# WORK INSTRUCTION
An exact reproduction of the entries is needed. Keep all pictures out of it.

# AVAILABLE DATA
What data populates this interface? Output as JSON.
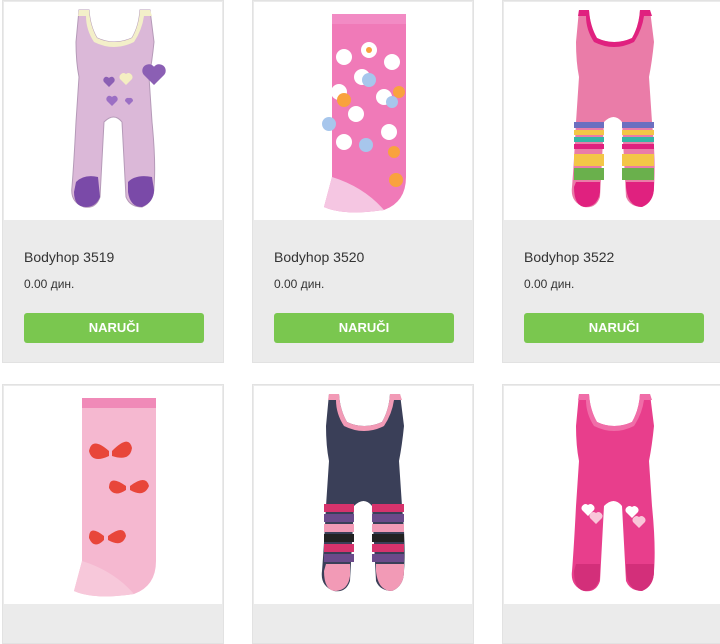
{
  "order_label": "NARUČI",
  "currency": "дин.",
  "products": [
    {
      "name": "Bodyhop 3519",
      "price": "0.00 дин.",
      "image_icon": "purple-hearts-romper-image"
    },
    {
      "name": "Bodyhop 3520",
      "price": "0.00 дин.",
      "image_icon": "pink-flower-tights-image"
    },
    {
      "name": "Bodyhop 3522",
      "price": "0.00 дин.",
      "image_icon": "striped-pink-romper-image"
    },
    {
      "name": "",
      "price": "",
      "image_icon": "butterfly-tights-image"
    },
    {
      "name": "",
      "price": "",
      "image_icon": "navy-striped-romper-image"
    },
    {
      "name": "",
      "price": "",
      "image_icon": "pink-hearts-romper-image"
    }
  ],
  "colors": {
    "button": "#7ac74f",
    "card_bg": "#ebebeb"
  }
}
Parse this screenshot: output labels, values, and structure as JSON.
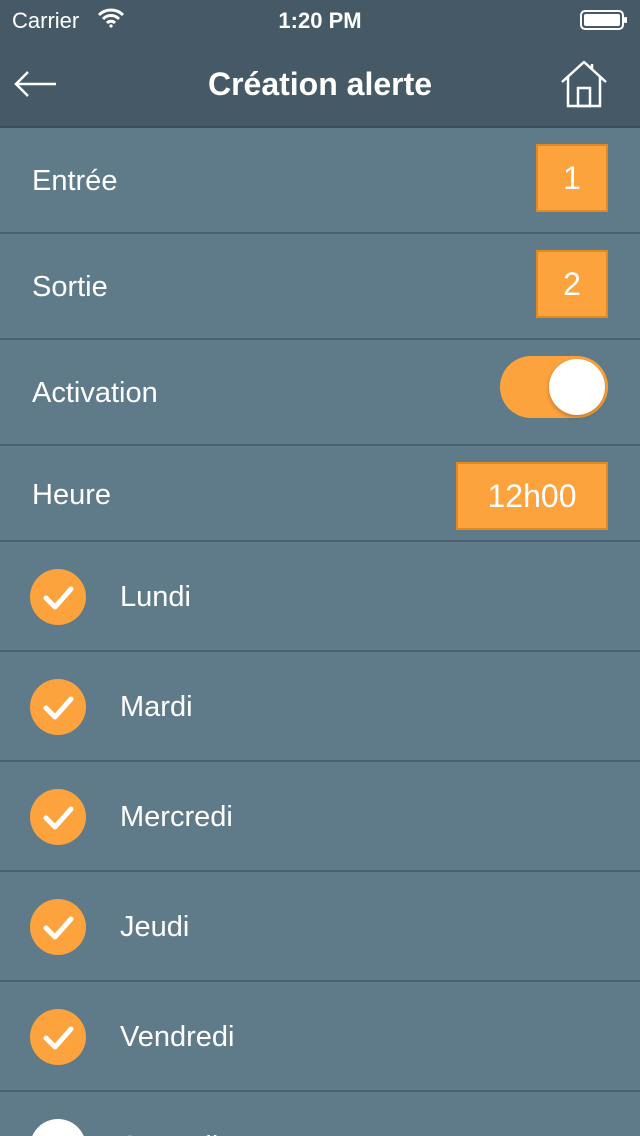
{
  "status_bar": {
    "carrier": "Carrier",
    "time": "1:20 PM"
  },
  "nav": {
    "title": "Création alerte",
    "back_icon": "arrow-left-icon",
    "home_icon": "home-icon"
  },
  "settings": {
    "entree_label": "Entrée",
    "entree_value": "1",
    "sortie_label": "Sortie",
    "sortie_value": "2",
    "activation_label": "Activation",
    "activation_on": true,
    "heure_label": "Heure",
    "heure_value": "12h00"
  },
  "days": [
    {
      "label": "Lundi",
      "checked": true
    },
    {
      "label": "Mardi",
      "checked": true
    },
    {
      "label": "Mercredi",
      "checked": true
    },
    {
      "label": "Jeudi",
      "checked": true
    },
    {
      "label": "Vendredi",
      "checked": true
    },
    {
      "label": "Samedi",
      "checked": false
    }
  ],
  "colors": {
    "accent": "#fca33d",
    "header_bg": "#455a66",
    "list_bg": "#5f7b89"
  }
}
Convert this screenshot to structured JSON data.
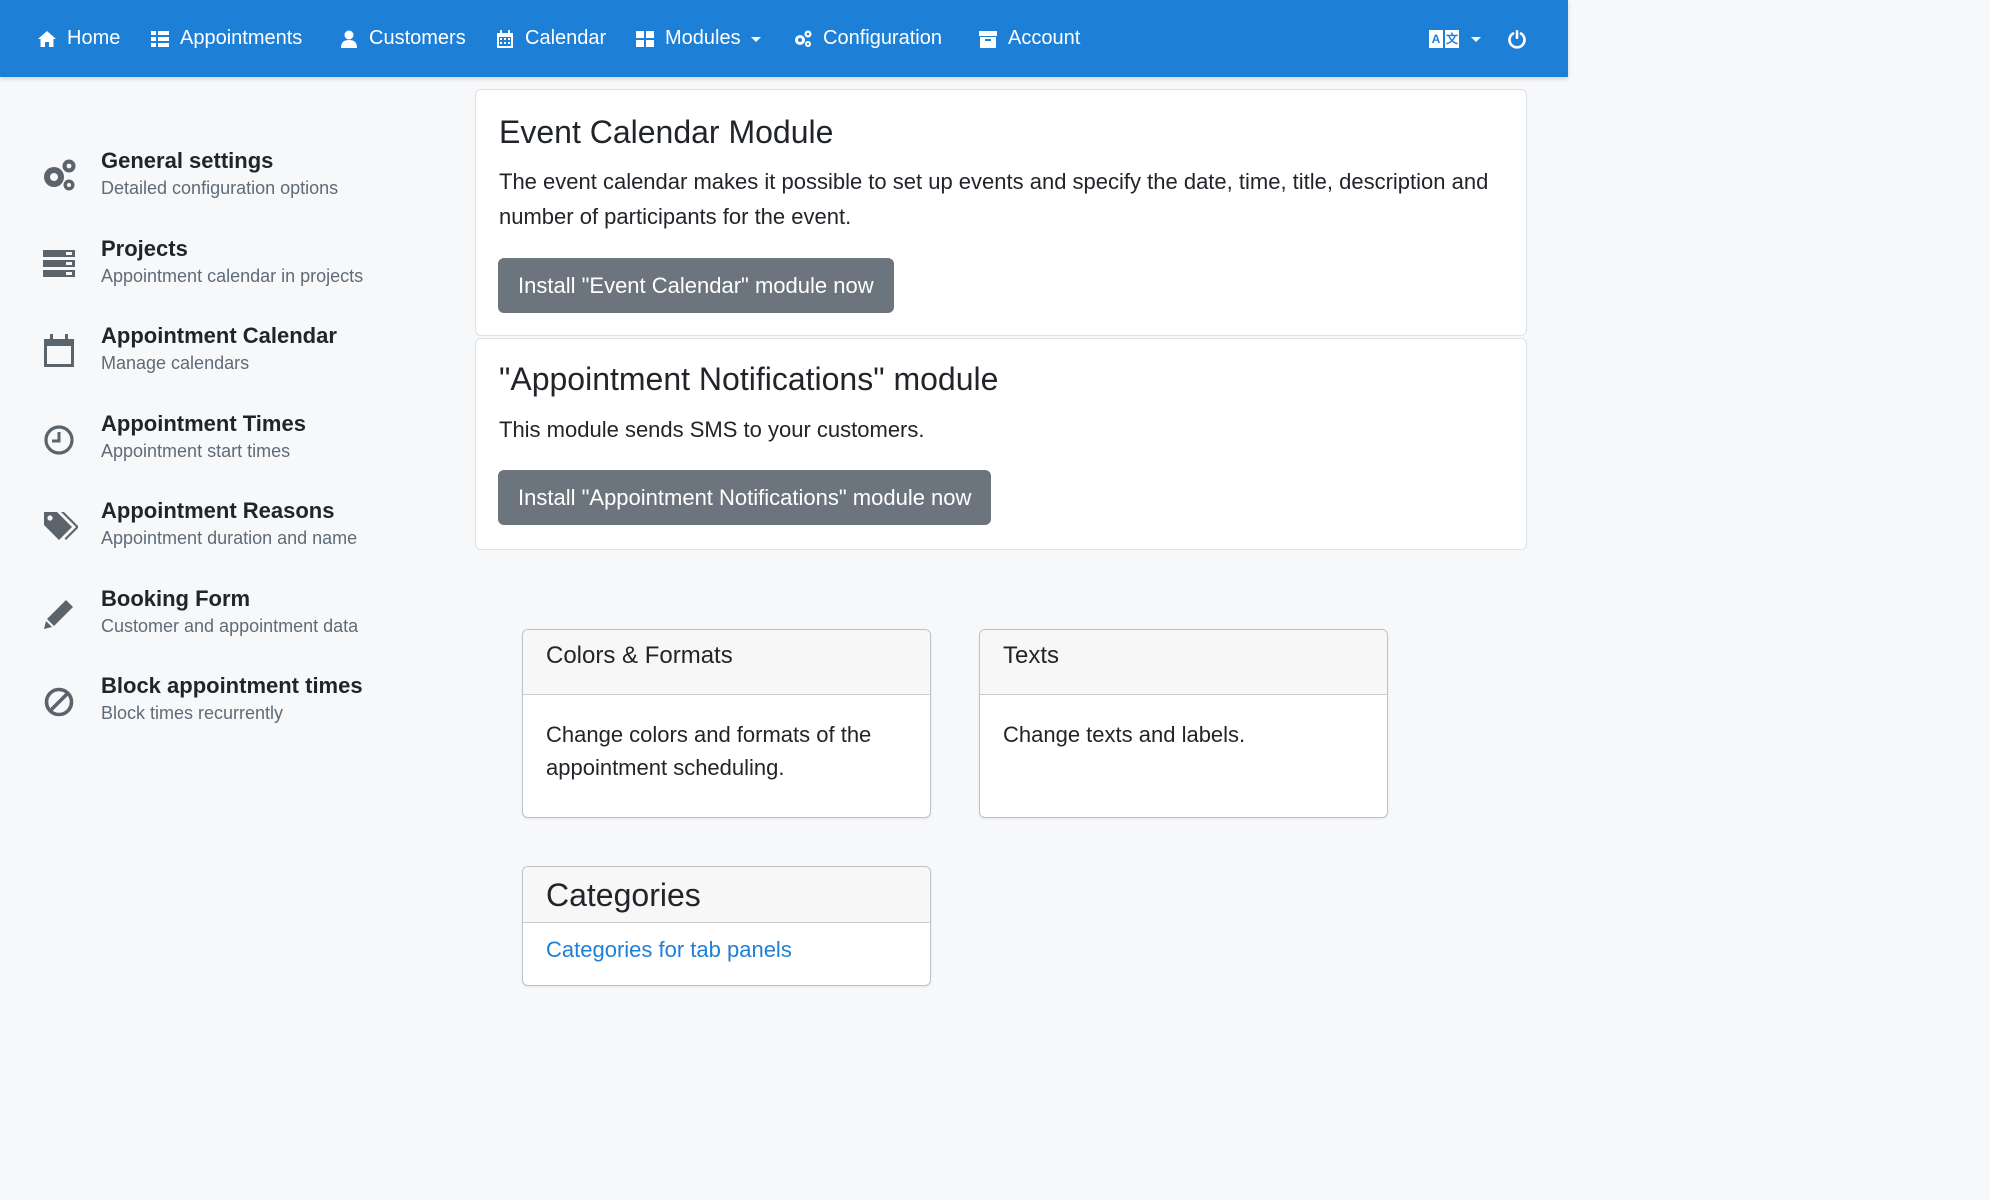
{
  "nav": {
    "home": "Home",
    "appointments": "Appointments",
    "customers": "Customers",
    "calendar": "Calendar",
    "modules": "Modules",
    "configuration": "Configuration",
    "account": "Account",
    "lang_a": "A",
    "lang_b": "文"
  },
  "sidebar": {
    "items": [
      {
        "title": "General settings",
        "sub": "Detailed configuration options",
        "icon": "cogs-icon"
      },
      {
        "title": "Projects",
        "sub": "Appointment calendar in projects",
        "icon": "server-icon"
      },
      {
        "title": "Appointment Calendar",
        "sub": "Manage calendars",
        "icon": "calendar-icon"
      },
      {
        "title": "Appointment Times",
        "sub": "Appointment start times",
        "icon": "clock-icon"
      },
      {
        "title": "Appointment Reasons",
        "sub": "Appointment duration and name",
        "icon": "tags-icon"
      },
      {
        "title": "Booking Form",
        "sub": "Customer and appointment data",
        "icon": "pencil-icon"
      },
      {
        "title": "Block appointment times",
        "sub": "Block times recurrently",
        "icon": "ban-icon"
      }
    ]
  },
  "modules": {
    "event": {
      "title": "Event Calendar Module",
      "text": "The event calendar makes it possible to set up events and specify the date, time, title, description and number of participants for the event.",
      "button": "Install \"Event Calendar\" module now"
    },
    "notifications": {
      "title": "\"Appointment Notifications\" module",
      "text": "This module sends SMS to your customers.",
      "button": "Install \"Appointment Notifications\" module now"
    }
  },
  "cards": {
    "colors": {
      "title": "Colors & Formats",
      "text": "Change colors and formats of the appointment scheduling."
    },
    "texts": {
      "title": "Texts",
      "text": "Change texts and labels."
    },
    "categories": {
      "title": "Categories",
      "link": "Categories for tab panels"
    }
  },
  "colors": {
    "navbar": "#1e7fd6",
    "button": "#6c757d",
    "background": "#f7f8fa"
  }
}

# RESULT BELOW
What data populates this interface? Output as JSON.
{
  "order_label": "NARUČI",
  "currency": "дин.",
  "products": [
    {
      "name": "Bodyhop 3519",
      "price": "0.00 дин.",
      "image_icon": "purple-hearts-romper-image"
    },
    {
      "name": "Bodyhop 3520",
      "price": "0.00 дин.",
      "image_icon": "pink-flower-tights-image"
    },
    {
      "name": "Bodyhop 3522",
      "price": "0.00 дин.",
      "image_icon": "striped-pink-romper-image"
    },
    {
      "name": "",
      "price": "",
      "image_icon": "butterfly-tights-image"
    },
    {
      "name": "",
      "price": "",
      "image_icon": "navy-striped-romper-image"
    },
    {
      "name": "",
      "price": "",
      "image_icon": "pink-hearts-romper-image"
    }
  ],
  "colors": {
    "button": "#7ac74f",
    "card_bg": "#ebebeb"
  }
}
Parse this screenshot: output labels, values, and structure as JSON.
{
  "status_bar": {
    "carrier": "Carrier",
    "time": "1:20 PM"
  },
  "nav": {
    "title": "Création alerte",
    "back_icon": "arrow-left-icon",
    "home_icon": "home-icon"
  },
  "settings": {
    "entree_label": "Entrée",
    "entree_value": "1",
    "sortie_label": "Sortie",
    "sortie_value": "2",
    "activation_label": "Activation",
    "activation_on": true,
    "heure_label": "Heure",
    "heure_value": "12h00"
  },
  "days": [
    {
      "label": "Lundi",
      "checked": true
    },
    {
      "label": "Mardi",
      "checked": true
    },
    {
      "label": "Mercredi",
      "checked": true
    },
    {
      "label": "Jeudi",
      "checked": true
    },
    {
      "label": "Vendredi",
      "checked": true
    },
    {
      "label": "Samedi",
      "checked": false
    }
  ],
  "colors": {
    "accent": "#fca33d",
    "header_bg": "#455a66",
    "list_bg": "#5f7b89"
  }
}
Convert this screenshot to structured JSON data.
{
  "nav": {
    "home": "Home",
    "appointments": "Appointments",
    "customers": "Customers",
    "calendar": "Calendar",
    "modules": "Modules",
    "configuration": "Configuration",
    "account": "Account",
    "lang_a": "A",
    "lang_b": "文"
  },
  "sidebar": {
    "items": [
      {
        "title": "General settings",
        "sub": "Detailed configuration options",
        "icon": "cogs-icon"
      },
      {
        "title": "Projects",
        "sub": "Appointment calendar in projects",
        "icon": "server-icon"
      },
      {
        "title": "Appointment Calendar",
        "sub": "Manage calendars",
        "icon": "calendar-icon"
      },
      {
        "title": "Appointment Times",
        "sub": "Appointment start times",
        "icon": "clock-icon"
      },
      {
        "title": "Appointment Reasons",
        "sub": "Appointment duration and name",
        "icon": "tags-icon"
      },
      {
        "title": "Booking Form",
        "sub": "Customer and appointment data",
        "icon": "pencil-icon"
      },
      {
        "title": "Block appointment times",
        "sub": "Block times recurrently",
        "icon": "ban-icon"
      }
    ]
  },
  "modules": {
    "event": {
      "title": "Event Calendar Module",
      "text": "The event calendar makes it possible to set up events and specify the date, time, title, description and number of participants for the event.",
      "button": "Install \"Event Calendar\" module now"
    },
    "notifications": {
      "title": "\"Appointment Notifications\" module",
      "text": "This module sends SMS to your customers.",
      "button": "Install \"Appointment Notifications\" module now"
    }
  },
  "cards": {
    "colors": {
      "title": "Colors & Formats",
      "text": "Change colors and formats of the appointment scheduling."
    },
    "texts": {
      "title": "Texts",
      "text": "Change texts and labels."
    },
    "categories": {
      "title": "Categories",
      "link": "Categories for tab panels"
    }
  },
  "colors": {
    "navbar": "#1e7fd6",
    "button": "#6c757d",
    "background": "#f7f8fa"
  }
}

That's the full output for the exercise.